My class on Friday and Saturday was “Seeing the Everyday” with an amazing photographer and sparkling soul Amy Gretchen. Seriously, this woman’s smile lit up the whole room. And I left the class feeling so much more intimate with my camera. I had a Cannon AE-1 film camera that my folks got me in late High School and got to know it pretty well. My husband bought me a Nikon D5000 (Digital SLR) as a graduation gift when I received my MBA a few years ago and I never really took it off the auto settings…not even through the thousands and thousands of photos we took of my son during this past year. Since taking Amy G.’s class, I am walking around with my camera in one hand (trying to make it feel like an extension of my arm rather than a clunky distraction) shooting in manual, from different angles, and trying to capture those simple moments. I see a significant difference in the pictures I took pre- and post- Amy G. I feel pretty lucky to have been a part of her class.
Oh, and did I mention that in between these two life-altering classes I got to indulge in yoga with Michelle? I emerge from her classes feeling so centered, and so ready to take on the world. And we heard Maya Donenfeld and Alena Hennessy speak about writing their respective books.
Learning at Squam is like a tidal wave. I think that is another reason so many of us have so much trouble describing it. It takes days, weeks, until the next year’s Squam for all of it to sink in. The experiences I shared with my classmates, my cabin-mates, the stranger-now-friend sitting next to me at Jonatha’s performance, the chance encounters on the “commute” to and from class, this is where the real magic takes place. Each encounter is almost like a little miracle to me. Knowing that we really saw each other in those moments, and imprinted, and left a little spark behind.

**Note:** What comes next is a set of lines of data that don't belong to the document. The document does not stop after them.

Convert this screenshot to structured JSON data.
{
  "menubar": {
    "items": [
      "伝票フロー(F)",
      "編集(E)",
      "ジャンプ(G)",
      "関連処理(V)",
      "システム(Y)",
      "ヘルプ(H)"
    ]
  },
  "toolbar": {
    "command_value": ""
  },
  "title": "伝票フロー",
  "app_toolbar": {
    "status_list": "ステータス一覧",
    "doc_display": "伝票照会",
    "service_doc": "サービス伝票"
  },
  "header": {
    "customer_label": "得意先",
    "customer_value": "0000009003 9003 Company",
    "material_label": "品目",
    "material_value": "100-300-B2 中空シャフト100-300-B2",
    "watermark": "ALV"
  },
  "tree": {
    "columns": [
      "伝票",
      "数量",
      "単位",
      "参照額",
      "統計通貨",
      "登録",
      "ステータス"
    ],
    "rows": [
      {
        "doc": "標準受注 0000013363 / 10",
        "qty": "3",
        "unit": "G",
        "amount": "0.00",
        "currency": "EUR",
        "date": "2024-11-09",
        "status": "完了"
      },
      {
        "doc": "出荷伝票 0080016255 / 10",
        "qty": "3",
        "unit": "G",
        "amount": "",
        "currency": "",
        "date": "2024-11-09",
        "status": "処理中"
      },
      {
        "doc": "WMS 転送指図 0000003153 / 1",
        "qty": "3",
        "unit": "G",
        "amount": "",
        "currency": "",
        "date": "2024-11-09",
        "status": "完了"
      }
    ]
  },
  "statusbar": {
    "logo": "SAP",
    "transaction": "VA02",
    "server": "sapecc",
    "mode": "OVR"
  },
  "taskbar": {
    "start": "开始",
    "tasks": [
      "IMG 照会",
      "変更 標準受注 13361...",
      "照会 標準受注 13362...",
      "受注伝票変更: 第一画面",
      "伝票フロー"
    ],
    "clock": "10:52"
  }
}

It is changing the world.
I could write another thousand words. Don’t worry, I will.